Give the records again in full, exactly as they appear.

───── Record excerpts

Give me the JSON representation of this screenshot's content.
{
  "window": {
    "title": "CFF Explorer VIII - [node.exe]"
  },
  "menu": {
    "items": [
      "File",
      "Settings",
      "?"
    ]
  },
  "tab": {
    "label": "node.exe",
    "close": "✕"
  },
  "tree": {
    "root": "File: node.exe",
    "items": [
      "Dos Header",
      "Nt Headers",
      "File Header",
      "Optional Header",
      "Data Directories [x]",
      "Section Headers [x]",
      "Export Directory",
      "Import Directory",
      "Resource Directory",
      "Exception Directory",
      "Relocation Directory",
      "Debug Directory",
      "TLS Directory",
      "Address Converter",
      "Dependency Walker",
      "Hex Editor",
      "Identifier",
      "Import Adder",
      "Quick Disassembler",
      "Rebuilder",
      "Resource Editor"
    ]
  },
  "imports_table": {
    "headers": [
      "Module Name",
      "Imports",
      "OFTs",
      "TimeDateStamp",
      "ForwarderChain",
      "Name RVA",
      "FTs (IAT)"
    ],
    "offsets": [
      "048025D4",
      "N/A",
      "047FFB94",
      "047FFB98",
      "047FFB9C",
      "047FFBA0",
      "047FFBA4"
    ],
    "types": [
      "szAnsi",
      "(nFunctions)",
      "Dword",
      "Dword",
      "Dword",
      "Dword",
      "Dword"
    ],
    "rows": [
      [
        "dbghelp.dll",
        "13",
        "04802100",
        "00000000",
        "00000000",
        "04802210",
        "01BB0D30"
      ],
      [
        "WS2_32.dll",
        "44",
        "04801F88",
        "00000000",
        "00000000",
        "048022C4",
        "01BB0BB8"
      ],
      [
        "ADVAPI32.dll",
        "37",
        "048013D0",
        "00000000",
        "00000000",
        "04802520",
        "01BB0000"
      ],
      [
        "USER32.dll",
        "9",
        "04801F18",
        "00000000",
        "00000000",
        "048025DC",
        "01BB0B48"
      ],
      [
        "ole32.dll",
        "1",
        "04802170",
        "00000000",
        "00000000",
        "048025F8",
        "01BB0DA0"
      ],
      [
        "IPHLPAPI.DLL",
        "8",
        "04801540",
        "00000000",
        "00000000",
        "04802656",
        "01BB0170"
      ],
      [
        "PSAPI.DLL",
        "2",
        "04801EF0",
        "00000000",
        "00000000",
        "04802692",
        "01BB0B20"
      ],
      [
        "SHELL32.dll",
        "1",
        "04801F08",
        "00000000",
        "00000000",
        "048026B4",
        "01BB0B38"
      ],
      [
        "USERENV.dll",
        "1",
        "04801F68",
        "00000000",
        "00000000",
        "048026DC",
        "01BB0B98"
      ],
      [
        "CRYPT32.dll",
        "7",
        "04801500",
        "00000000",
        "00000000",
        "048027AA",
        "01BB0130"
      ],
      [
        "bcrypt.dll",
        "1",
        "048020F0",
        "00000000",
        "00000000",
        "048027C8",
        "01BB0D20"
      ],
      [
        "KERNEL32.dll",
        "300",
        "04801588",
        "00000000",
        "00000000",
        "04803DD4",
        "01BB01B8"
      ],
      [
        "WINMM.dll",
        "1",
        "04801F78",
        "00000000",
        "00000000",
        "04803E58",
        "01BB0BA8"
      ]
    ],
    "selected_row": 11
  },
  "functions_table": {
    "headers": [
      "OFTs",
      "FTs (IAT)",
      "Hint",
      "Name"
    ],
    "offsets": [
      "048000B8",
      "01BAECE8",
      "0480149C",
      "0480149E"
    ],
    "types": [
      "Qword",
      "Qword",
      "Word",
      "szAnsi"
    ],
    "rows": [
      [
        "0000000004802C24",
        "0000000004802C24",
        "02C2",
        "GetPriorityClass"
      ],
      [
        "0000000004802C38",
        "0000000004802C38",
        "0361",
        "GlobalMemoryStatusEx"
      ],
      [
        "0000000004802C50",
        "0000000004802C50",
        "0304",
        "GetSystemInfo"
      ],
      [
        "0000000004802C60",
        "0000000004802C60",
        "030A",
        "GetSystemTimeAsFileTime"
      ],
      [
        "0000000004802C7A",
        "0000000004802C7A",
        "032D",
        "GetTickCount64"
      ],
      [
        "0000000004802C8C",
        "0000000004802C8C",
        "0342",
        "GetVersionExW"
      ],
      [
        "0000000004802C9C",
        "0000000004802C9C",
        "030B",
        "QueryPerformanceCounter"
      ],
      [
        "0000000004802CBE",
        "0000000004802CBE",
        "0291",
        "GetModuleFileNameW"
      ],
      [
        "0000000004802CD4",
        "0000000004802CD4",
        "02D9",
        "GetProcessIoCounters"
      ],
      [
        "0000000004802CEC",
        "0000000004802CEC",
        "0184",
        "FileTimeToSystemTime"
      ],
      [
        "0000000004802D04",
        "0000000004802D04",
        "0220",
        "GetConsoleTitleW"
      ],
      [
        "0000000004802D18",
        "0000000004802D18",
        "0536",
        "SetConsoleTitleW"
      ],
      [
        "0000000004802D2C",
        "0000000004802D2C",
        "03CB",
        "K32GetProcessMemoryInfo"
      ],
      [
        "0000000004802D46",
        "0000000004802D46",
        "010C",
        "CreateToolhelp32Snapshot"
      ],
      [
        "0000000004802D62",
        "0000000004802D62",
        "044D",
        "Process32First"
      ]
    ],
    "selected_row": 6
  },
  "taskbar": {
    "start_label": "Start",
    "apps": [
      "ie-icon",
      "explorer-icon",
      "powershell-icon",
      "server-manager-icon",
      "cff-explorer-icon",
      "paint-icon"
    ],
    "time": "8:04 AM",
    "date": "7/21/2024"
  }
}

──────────

:: Written answer ::
Give me the JSON representation of this screenshot's content.
{
  "window": {
    "title": "CFF Explorer VIII - [node.exe]"
  },
  "menu": {
    "items": [
      "File",
      "Settings",
      "?"
    ]
  },
  "tab": {
    "label": "node.exe",
    "close": "✕"
  },
  "tree": {
    "root": "File: node.exe",
    "items": [
      "Dos Header",
      "Nt Headers",
      "File Header",
      "Optional Header",
      "Data Directories [x]",
      "Section Headers [x]",
      "Export Directory",
      "Import Directory",
      "Resource Directory",
      "Exception Directory",
      "Relocation Directory",
      "Debug Directory",
      "TLS Directory",
      "Address Converter",
      "Dependency Walker",
      "Hex Editor",
      "Identifier",
      "Import Adder",
      "Quick Disassembler",
      "Rebuilder",
      "Resource Editor"
    ]
  },
  "imports_table": {
    "headers": [
      "Module Name",
      "Imports",
      "OFTs",
      "TimeDateStamp",
      "ForwarderChain",
      "Name RVA",
      "FTs (IAT)"
    ],
    "offsets": [
      "048025D4",
      "N/A",
      "047FFB94",
      "047FFB98",
      "047FFB9C",
      "047FFBA0",
      "047FFBA4"
    ],
    "types": [
      "szAnsi",
      "(nFunctions)",
      "Dword",
      "Dword",
      "Dword",
      "Dword",
      "Dword"
    ],
    "rows": [
      [
        "dbghelp.dll",
        "13",
        "04802100",
        "00000000",
        "00000000",
        "04802210",
        "01BB0D30"
      ],
      [
        "WS2_32.dll",
        "44",
        "04801F88",
        "00000000",
        "00000000",
        "048022C4",
        "01BB0BB8"
      ],
      [
        "ADVAPI32.dll",
        "37",
        "048013D0",
        "00000000",
        "00000000",
        "04802520",
        "01BB0000"
      ],
      [
        "USER32.dll",
        "9",
        "04801F18",
        "00000000",
        "00000000",
        "048025DC",
        "01BB0B48"
      ],
      [
        "ole32.dll",
        "1",
        "04802170",
        "00000000",
        "00000000",
        "048025F8",
        "01BB0DA0"
      ],
      [
        "IPHLPAPI.DLL",
        "8",
        "04801540",
        "00000000",
        "00000000",
        "04802656",
        "01BB0170"
      ],
      [
        "PSAPI.DLL",
        "2",
        "04801EF0",
        "00000000",
        "00000000",
        "04802692",
        "01BB0B20"
      ],
      [
        "SHELL32.dll",
        "1",
        "04801F08",
        "00000000",
        "00000000",
        "048026B4",
        "01BB0B38"
      ],
      [
        "USERENV.dll",
        "1",
        "04801F68",
        "00000000",
        "00000000",
        "048026DC",
        "01BB0B98"
      ],
      [
        "CRYPT32.dll",
        "7",
        "04801500",
        "00000000",
        "00000000",
        "048027AA",
        "01BB0130"
      ],
      [
        "bcrypt.dll",
        "1",
        "048020F0",
        "00000000",
        "00000000",
        "048027C8",
        "01BB0D20"
      ],
      [
        "KERNEL32.dll",
        "300",
        "04801588",
        "00000000",
        "00000000",
        "04803DD4",
        "01BB01B8"
      ],
      [
        "WINMM.dll",
        "1",
        "04801F78",
        "00000000",
        "00000000",
        "04803E58",
        "01BB0BA8"
      ]
    ],
    "selected_row": 11
  },
  "functions_table": {
    "headers": [
      "OFTs",
      "FTs (IAT)",
      "Hint",
      "Name"
    ],
    "offsets": [
      "048000B8",
      "01BAECE8",
      "0480149C",
      "0480149E"
    ],
    "types": [
      "Qword",
      "Qword",
      "Word",
      "szAnsi"
    ],
    "rows": [
      [
        "0000000004802C24",
        "0000000004802C24",
        "02C2",
        "GetPriorityClass"
      ],
      [
        "0000000004802C38",
        "0000000004802C38",
        "0361",
        "GlobalMemoryStatusEx"
      ],
      [
        "0000000004802C50",
        "0000000004802C50",
        "0304",
        "GetSystemInfo"
      ],
      [
        "0000000004802C60",
        "0000000004802C60",
        "030A",
        "GetSystemTimeAsFileTime"
      ],
      [
        "0000000004802C7A",
        "0000000004802C7A",
        "032D",
        "GetTickCount64"
      ],
      [
        "0000000004802C8C",
        "0000000004802C8C",
        "0342",
        "GetVersionExW"
      ],
      [
        "0000000004802C9C",
        "0000000004802C9C",
        "030B",
        "QueryPerformanceCounter"
      ],
      [
        "0000000004802CBE",
        "0000000004802CBE",
        "0291",
        "GetModuleFileNameW"
      ],
      [
        "0000000004802CD4",
        "0000000004802CD4",
        "02D9",
        "GetProcessIoCounters"
      ],
      [
        "0000000004802CEC",
        "0000000004802CEC",
        "0184",
        "FileTimeToSystemTime"
      ],
      [
        "0000000004802D04",
        "0000000004802D04",
        "0220",
        "GetConsoleTitleW"
      ],
      [
        "0000000004802D18",
        "0000000004802D18",
        "0536",
        "SetConsoleTitleW"
      ],
      [
        "0000000004802D2C",
        "0000000004802D2C",
        "03CB",
        "K32GetProcessMemoryInfo"
      ],
      [
        "0000000004802D46",
        "0000000004802D46",
        "010C",
        "CreateToolhelp32Snapshot"
      ],
      [
        "0000000004802D62",
        "0000000004802D62",
        "044D",
        "Process32First"
      ]
    ],
    "selected_row": 6
  },
  "taskbar": {
    "start_label": "Start",
    "apps": [
      "ie-icon",
      "explorer-icon",
      "powershell-icon",
      "server-manager-icon",
      "cff-explorer-icon",
      "paint-icon"
    ],
    "time": "8:04 AM",
    "date": "7/21/2024"
  }
}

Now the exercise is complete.